While growing up a ward of the state is challenging enough, many find the transition into adulthood almost impossible due to a lack of support systems beyond the walls of foster care.
Constance Iannetta is the founder of the Pennsylvania Chapter of Foster Care Alumni of America and told her story at a joint hearing held at Manor College yesterday.
Iannetta was placed into foster care at the young age of 11. Her mother, though alive, was a foster child herself and unable to provide a suitable life for her daughter. She had to make a heart-wrenching decision.
Iannetta’s early adulthood was plagued with housing instability, school changes, and working multiple jobs preventing her from finishing college.
“I am breaking the cycle,” Iannetta said. “While some have deemed me a foster care success, I consider myself a foster care survivor.”
Iannetta is returning to college full time for her third try, this time with the support of her husband and two adopted children. Her’s mother recently graduated college with highest honors and remains close with her daughter.
Unfortunately, Iannetta is an exception to the norm.
“Statistics say I should have been a teen mother, homeless, incarcerated and uneducated,” Iannetta explained. “destined to repeat the generational cycle of trauma and instability that has trickled down my family tree.”
Representative Kathy Watson is the chairman of the House Children and Youth Committee. She has long worked to develop legislation for children who do not have their parents to care for them.
“I’d suggest you think about your children, and if you have 18-year-olds, contemplate they would be absolutely on their own,” Watson said. “I can remember when my son was that age.

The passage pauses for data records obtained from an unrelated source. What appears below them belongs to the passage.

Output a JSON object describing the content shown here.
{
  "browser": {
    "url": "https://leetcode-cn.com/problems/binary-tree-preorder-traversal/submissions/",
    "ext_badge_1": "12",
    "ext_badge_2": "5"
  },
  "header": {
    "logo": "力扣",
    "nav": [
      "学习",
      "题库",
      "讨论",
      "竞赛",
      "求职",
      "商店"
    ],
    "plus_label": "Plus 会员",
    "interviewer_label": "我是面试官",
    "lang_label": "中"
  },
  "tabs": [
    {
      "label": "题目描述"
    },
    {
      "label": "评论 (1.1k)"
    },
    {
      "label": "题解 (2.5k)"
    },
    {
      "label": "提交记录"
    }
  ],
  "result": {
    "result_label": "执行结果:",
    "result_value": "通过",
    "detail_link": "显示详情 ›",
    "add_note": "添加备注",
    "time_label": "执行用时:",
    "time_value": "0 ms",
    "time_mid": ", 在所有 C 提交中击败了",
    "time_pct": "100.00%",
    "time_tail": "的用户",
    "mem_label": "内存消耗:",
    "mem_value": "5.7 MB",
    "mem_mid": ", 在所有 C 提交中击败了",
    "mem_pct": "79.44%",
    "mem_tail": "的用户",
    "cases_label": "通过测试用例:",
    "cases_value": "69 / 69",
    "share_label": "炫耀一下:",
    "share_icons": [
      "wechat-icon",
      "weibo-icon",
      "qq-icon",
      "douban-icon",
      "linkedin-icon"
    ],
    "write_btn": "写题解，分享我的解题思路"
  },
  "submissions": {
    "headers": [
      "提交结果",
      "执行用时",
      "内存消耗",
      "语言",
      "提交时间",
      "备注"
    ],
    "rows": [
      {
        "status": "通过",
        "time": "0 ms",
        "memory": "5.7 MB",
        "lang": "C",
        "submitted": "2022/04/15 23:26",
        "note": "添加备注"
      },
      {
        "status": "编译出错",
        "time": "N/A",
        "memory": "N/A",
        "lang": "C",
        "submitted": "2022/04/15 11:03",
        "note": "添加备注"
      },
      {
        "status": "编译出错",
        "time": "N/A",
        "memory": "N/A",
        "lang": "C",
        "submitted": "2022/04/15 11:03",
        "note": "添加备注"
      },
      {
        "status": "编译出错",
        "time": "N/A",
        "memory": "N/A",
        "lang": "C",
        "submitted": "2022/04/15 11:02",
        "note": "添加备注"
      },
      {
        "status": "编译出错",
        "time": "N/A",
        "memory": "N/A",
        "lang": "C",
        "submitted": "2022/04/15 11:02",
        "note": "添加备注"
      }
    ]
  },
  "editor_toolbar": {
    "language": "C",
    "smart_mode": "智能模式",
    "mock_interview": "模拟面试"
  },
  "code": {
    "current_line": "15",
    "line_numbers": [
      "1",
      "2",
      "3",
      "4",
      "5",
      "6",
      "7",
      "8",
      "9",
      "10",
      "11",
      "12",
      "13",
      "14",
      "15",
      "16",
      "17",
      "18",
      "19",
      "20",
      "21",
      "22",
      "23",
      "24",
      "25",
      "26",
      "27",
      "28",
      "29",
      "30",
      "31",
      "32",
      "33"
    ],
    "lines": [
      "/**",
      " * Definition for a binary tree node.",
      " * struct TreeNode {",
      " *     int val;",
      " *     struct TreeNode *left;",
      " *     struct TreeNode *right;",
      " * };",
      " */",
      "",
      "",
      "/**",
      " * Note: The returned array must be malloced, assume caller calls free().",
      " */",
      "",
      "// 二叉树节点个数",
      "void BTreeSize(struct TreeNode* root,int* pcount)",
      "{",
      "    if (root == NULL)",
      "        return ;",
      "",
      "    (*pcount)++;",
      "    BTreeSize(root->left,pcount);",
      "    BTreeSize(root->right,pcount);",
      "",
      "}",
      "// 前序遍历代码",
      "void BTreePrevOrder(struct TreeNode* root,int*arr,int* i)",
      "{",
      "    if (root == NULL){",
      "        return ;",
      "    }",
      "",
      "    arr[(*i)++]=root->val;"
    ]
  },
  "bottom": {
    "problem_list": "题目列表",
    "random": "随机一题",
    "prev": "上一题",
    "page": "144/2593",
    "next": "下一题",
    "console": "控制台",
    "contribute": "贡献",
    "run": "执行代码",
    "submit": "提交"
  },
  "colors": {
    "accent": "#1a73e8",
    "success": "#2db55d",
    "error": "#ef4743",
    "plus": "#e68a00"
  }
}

It would have been a difficult thought.”
Representative Gene DiGirolamo, chairman of the House Human Services Committee, also attended the hearing.
“The transition can be harsh,” said Rep. Gene DiGirolamo (R-Bucks), chairman of the Human Services Committee. “Many foster children are forced to find adequate housing, education and employment when they reach 18, though the system does an inadequate job helping these children transition into adulthood.”
The hearing, available to view online, will be used to create new legislation to help the kids who need it most through the creation of support systems to teach life skills, job skills, and provide affordable housing.